Kirk cited more recent successful ballot amendment issues as a bellwether. Funding for parks, and medical marijuana are two of those issues, he said.

“The results indicate that Floridans are willing to take a live-and-let-live attitude,” Kirk said. “Voting rights is not dissimilar in that sense. The idea of second chances resonates with people.”

RESTORATION CAMPAIGNS

Pastor Rhonda Thomas, an organizer with Faith in Florida, has made it her mission to get the spiritual community to be more active in restoration campaigns. She talks directly with ministers and urges them to get their members involved.

“We have to educate our congregations. There are people [in the congregation] who we think have the right to vote but don’t,” Thomas said. “They’re ashamed and feel like an outcast. We work to make them feel they’re not an outcast.”

“Blacks are impacted differently in everything we do,” Thomas said. She pointed out that the effects are more far-reaching than people might think.

“With a felony it’s so hard to get a job, but also affordable [housing] compared with whites,” she said. Thomas added that the differences are stark at clemency hearings, where former inmates go before the governor and other cabinet members to make their request.

White people, she said, focus on regaining their right to use firearms, while Black men and women want the right to vote.

“I hear them say they want to go hunting. The right to vote, that’s secondary,” Thomas said.

Take Wendell Bradley of Opa-locka. He served just over two years starting in 2000 in Florida on a battery charge. He later moved to Georgia seeking better working conditions during the 2007 market crash. There, he received a voting card and participated in the local and the presidential election.

When he returned to South Florida, he applied for a voter registration card. This time, though, he received a letter saying he was ineligible because of his conviction.

“They said because of my incarceration, I couldn’t get a voter registration card,” he said, sounding frustrated. “I got one in Georgia, why couldn’t I get one in Florida?”

“It’s hard to have this hanging over your head. Places see your background they don’t hire you.”

Nweze said Florida’s Black community as a whole has to understand that voting rights is a No. 1 concern. “All these issues we have in our country — education, health, criminal justice, environment — none of the other things can happen without the right to vote,” she said.
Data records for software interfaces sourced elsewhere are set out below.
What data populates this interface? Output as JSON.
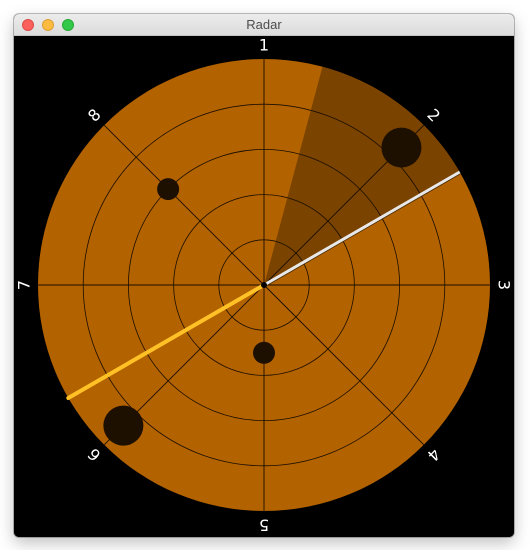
{
  "window": {
    "title": "Radar"
  },
  "radar": {
    "colors": {
      "background": "#000000",
      "disc": "#b36200",
      "sector": "#7a4300",
      "gridline": "#1a0e00",
      "blip": "#1e1000",
      "sweep": "#e8e8e8",
      "heading": "#ffc125",
      "label": "#ffffff"
    },
    "sector_bearing_deg": [
      15,
      60
    ],
    "sweep_bearing_deg": 60,
    "heading_bearing_deg": 240,
    "ring_count": 5,
    "labels": [
      {
        "text": "1",
        "bearing_deg": 0
      },
      {
        "text": "2",
        "bearing_deg": 45
      },
      {
        "text": "3",
        "bearing_deg": 90
      },
      {
        "text": "4",
        "bearing_deg": 135
      },
      {
        "text": "5",
        "bearing_deg": 180
      },
      {
        "text": "6",
        "bearing_deg": 225
      },
      {
        "text": "7",
        "bearing_deg": 270
      },
      {
        "text": "8",
        "bearing_deg": 315
      }
    ],
    "targets": [
      {
        "name": "target-northeast",
        "bearing_deg": 45,
        "range": 0.86,
        "size": "large"
      },
      {
        "name": "target-northwest",
        "bearing_deg": 315,
        "range": 0.6,
        "size": "small"
      },
      {
        "name": "target-south",
        "bearing_deg": 180,
        "range": 0.3,
        "size": "small"
      },
      {
        "name": "target-southwest",
        "bearing_deg": 225,
        "range": 0.88,
        "size": "large"
      }
    ]
  }
}
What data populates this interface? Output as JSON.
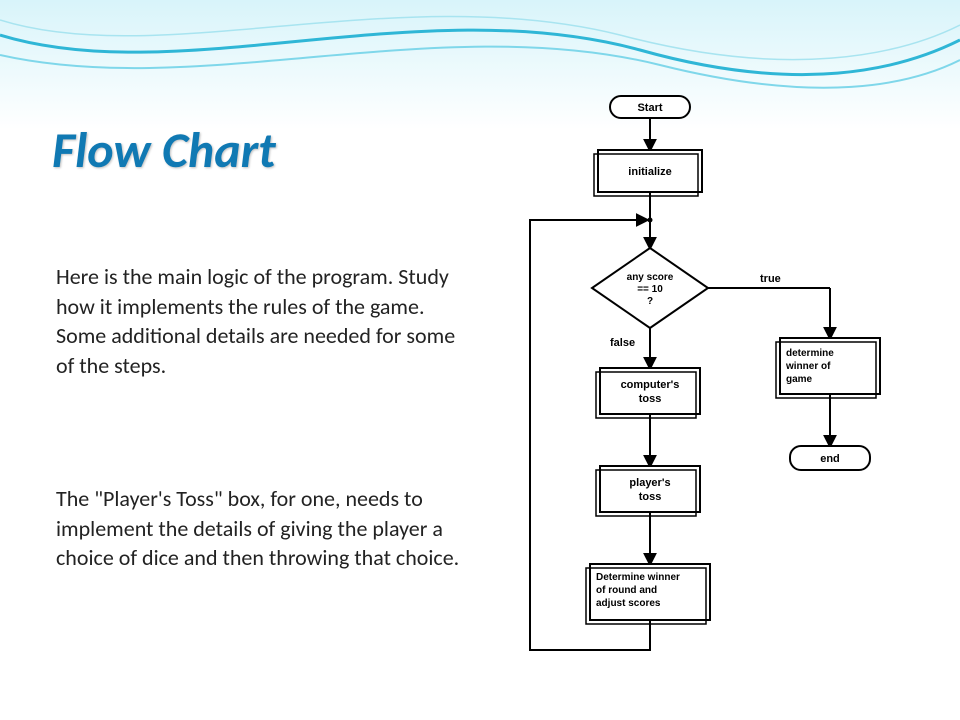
{
  "title": "Flow Chart",
  "paragraph1": "Here is the main logic of the program. Study how it implements the rules of the game. Some additional details are needed for some of the steps.",
  "paragraph2": "The \"Player's Toss\" box, for one, needs to implement the details of giving the player a choice of dice and then throwing that choice.",
  "flowchart": {
    "nodes": {
      "start": "Start",
      "initialize": "initialize",
      "decision_line1": "any score",
      "decision_line2": "== 10",
      "decision_line3": "?",
      "true_label": "true",
      "false_label": "false",
      "computers_toss_line1": "computer's",
      "computers_toss_line2": "toss",
      "players_toss_line1": "player's",
      "players_toss_line2": "toss",
      "determine_round_line1": "Determine winner",
      "determine_round_line2": "of round and",
      "determine_round_line3": "adjust scores",
      "determine_game_line1": "determine",
      "determine_game_line2": "winner of",
      "determine_game_line3": "game",
      "end": "end"
    }
  }
}
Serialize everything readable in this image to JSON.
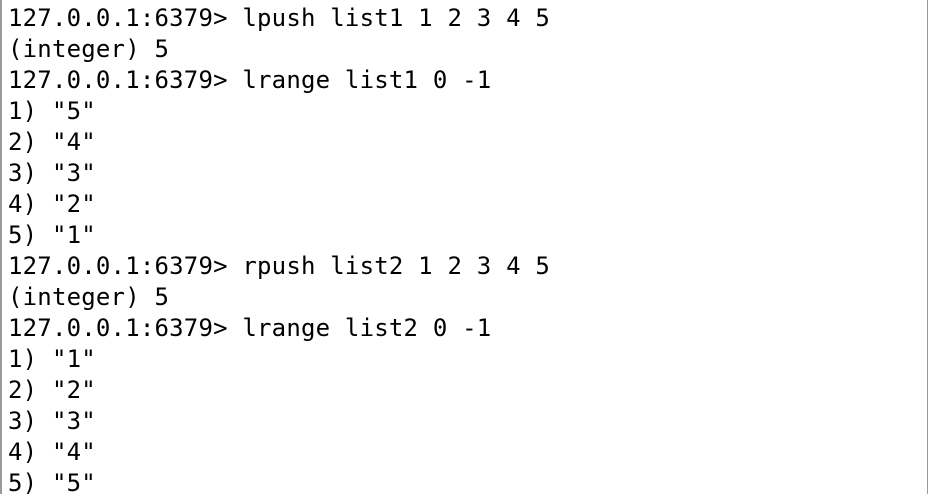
{
  "terminal": {
    "lines": [
      "127.0.0.1:6379> lpush list1 1 2 3 4 5",
      "(integer) 5",
      "127.0.0.1:6379> lrange list1 0 -1",
      "1) \"5\"",
      "2) \"4\"",
      "3) \"3\"",
      "4) \"2\"",
      "5) \"1\"",
      "127.0.0.1:6379> rpush list2 1 2 3 4 5",
      "(integer) 5",
      "127.0.0.1:6379> lrange list2 0 -1",
      "1) \"1\"",
      "2) \"2\"",
      "3) \"3\"",
      "4) \"4\"",
      "5) \"5\""
    ]
  }
}
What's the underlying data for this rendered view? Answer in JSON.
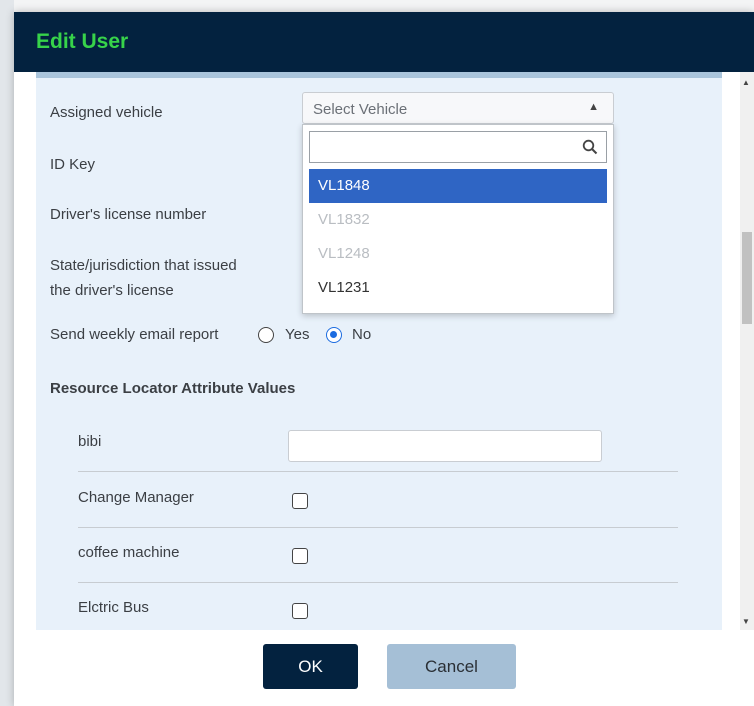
{
  "modal": {
    "title": "Edit User"
  },
  "form": {
    "assigned_vehicle_label": "Assigned vehicle",
    "select_placeholder": "Select Vehicle",
    "id_key_label": "ID Key",
    "license_label": "Driver's license number",
    "state_label_line1": "State/jurisdiction that issued",
    "state_label_line2": "the driver's license",
    "weekly_report_label": "Send weekly email report",
    "radio_yes": "Yes",
    "radio_no": "No",
    "weekly_report_value": "No"
  },
  "dropdown": {
    "search_value": "",
    "options": [
      {
        "label": "VL1848",
        "state": "selected"
      },
      {
        "label": "VL1832",
        "state": "disabled"
      },
      {
        "label": "VL1248",
        "state": "disabled"
      },
      {
        "label": "VL1231",
        "state": "normal"
      }
    ]
  },
  "attributes": {
    "section_title": "Resource Locator Attribute Values",
    "rows": [
      {
        "label": "bibi",
        "type": "text",
        "value": ""
      },
      {
        "label": "Change Manager",
        "type": "checkbox",
        "checked": false
      },
      {
        "label": "coffee machine",
        "type": "checkbox",
        "checked": false
      },
      {
        "label": "Elctric Bus",
        "type": "checkbox",
        "checked": false
      }
    ]
  },
  "footer": {
    "ok_label": "OK",
    "cancel_label": "Cancel"
  },
  "colors": {
    "header_bg": "#03223f",
    "title": "#37d34a",
    "accent": "#2f65c4",
    "content_bg": "#e8f1fa"
  },
  "icons": {
    "search": "search-icon",
    "dropdown_arrow": "chevron-up-icon"
  }
}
The veteran civil rights leader fears the public has “lost concern for the fight.”

“We want somebody else to do it. We’re not looking that the whole piece depends on [us]. Everyone has to see this as a personal goal,” Nweze said. “The problem we’re having is we’re allowing others to go to the polls instead of us.”

Starting Saturday, the Florida NAACP is hosting a town hall discussion in Orlando with other statewide Black organizations, including fraternities, sororities, Masonic and civic groups, to discuss how to move forward on restoration and other voting rights.

“There are pressing issues that are coming up in 2018: census and redistricting. This is related to voting,” Nweze said.

Comment